On my podcast, Legends & Losers, I just spoke about the power of networks with VC extraordinaire and Silicon Valley giant, Mike Maples, Jr. Mike was a founder and exec at Tivoli Systems and Motive, startups acquired by IBM and Alcatel-Lucent, respectively.
According to Mike, the rise of networks will bring about a similar paradigm shift — akin to what we saw in the 19th century.
Rather than put our money into corporations, we should invest in networks because they bring democracy, an abundance of wealth, and an improvement in everyone’s standard of living.
Here’s why networks will bring us to a better future for investors… and all humankind:
Networks are collaborative.
Corporations have a clearly-defined governance structure:
employees create products or services under the direction of the CEO, who reports to the board of directors and the shareholders.
But in a network, the people who create value don’t necessarily work for a company.
With user-generated content, anyone who chooses to participate in your network is essentially co-creating the product itself.
Take social networks like Facebook and Twitter. According to Mike, these companies are valuable because everyone uploads their photos and collaborates with one other to create content.
In other words, the strength and value of the platform come from the people in the network, not the company.
And if the best users — those who consistently post the highest quality content — leave, then the network loses its power.
Networks are democratic.
Corporations are like oligarchies: a small group of people make decisions and keep the majority of the returns. Unless you’re an executive or on the board of directors, the only way to participate in a corporation is to buy its stock.
But with networks, almost anyone can participate. You don’t need to have investing knowledge or access to capital.
Networks bring us closer to direct democracy because they give us the freedom to decide what we read, who we listen to, who we communicate with. And like a democracy, the best networks (and network-centric businesses) start with a constitution: a set of guidelines for all users that explains how the community functions and how people should treat each other.
One reason Mike is so excited about cryptocurrencies and blockchain is that they represent a shift toward decentralized, democratized data.
This is a scary idea for some, but Mike has a solution. Because all communities have bad actors — the key to thwarting them is to provide no profitable upside for gaming the system.

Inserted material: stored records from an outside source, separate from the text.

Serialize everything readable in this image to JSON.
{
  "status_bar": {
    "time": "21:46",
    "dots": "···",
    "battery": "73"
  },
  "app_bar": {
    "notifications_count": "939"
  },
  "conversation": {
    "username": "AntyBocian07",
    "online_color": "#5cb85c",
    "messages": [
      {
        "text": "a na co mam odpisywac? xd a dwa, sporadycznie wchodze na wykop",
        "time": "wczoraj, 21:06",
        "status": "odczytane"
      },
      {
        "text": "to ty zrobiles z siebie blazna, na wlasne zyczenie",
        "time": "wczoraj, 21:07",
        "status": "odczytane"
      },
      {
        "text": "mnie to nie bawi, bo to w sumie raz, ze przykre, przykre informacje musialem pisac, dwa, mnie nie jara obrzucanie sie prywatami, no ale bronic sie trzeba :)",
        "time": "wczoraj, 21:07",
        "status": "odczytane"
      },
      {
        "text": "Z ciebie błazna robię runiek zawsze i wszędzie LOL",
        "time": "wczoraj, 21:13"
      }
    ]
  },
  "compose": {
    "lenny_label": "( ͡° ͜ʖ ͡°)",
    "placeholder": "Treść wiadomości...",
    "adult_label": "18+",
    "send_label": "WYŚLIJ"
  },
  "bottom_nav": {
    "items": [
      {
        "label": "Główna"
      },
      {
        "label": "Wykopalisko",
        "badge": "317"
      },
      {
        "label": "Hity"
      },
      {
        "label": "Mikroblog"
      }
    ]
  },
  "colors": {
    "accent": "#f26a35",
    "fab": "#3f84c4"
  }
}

To remove the incentive.
Think about it like this: the brilliance of Bitcoin is that it’s a community-driven, self-governance model that functions even if every user is a bad actor.
Trust isn’t built into the model. Rather, trust is an emergent result of the way the model’s built. That’s super powerful.
And a trustless society provides everyone with a better community and way of life.
Networks break up monopolies.
In the past, “the news” consisted of three broadcast networks on TV and a few national newspapers. These outlets held a monopoly on distribution.
But today, you can choose between hundreds of thousands of news websites, TV channels, podcasts, social media pages… the list goes on.
These alternate media companies can build a giant audience and challenge the dominance of the historical behemoths. Legacy radio, TV stations, and newspapers are dying as alternate media thrives.
And with social media, all of us can become our own media company, broadcasting our views and sharing our content with whoever wants to see it.
That’s the beauty of networks: the pirate (user) can become the monarch (the media company).
This is the brave new future we’re barreling towards. The sooner we embrace networks as forces of good, the more we’ll benefit.
[This article first appeared on The Mission Podcast]
Christopher Lochhead is the host of the top 30 Business Podcast, Legends & Losers and coauthor with Heather Clancy of #1 Amazon Bestseller “Niche Down: How to become legendary by being different.”
Heather Clancy is an award-winning journalist, coauthor with Christopher Lochhead of “Niche Down: How to become legendary by being different.” She is also editorial director for GreenBiz.com.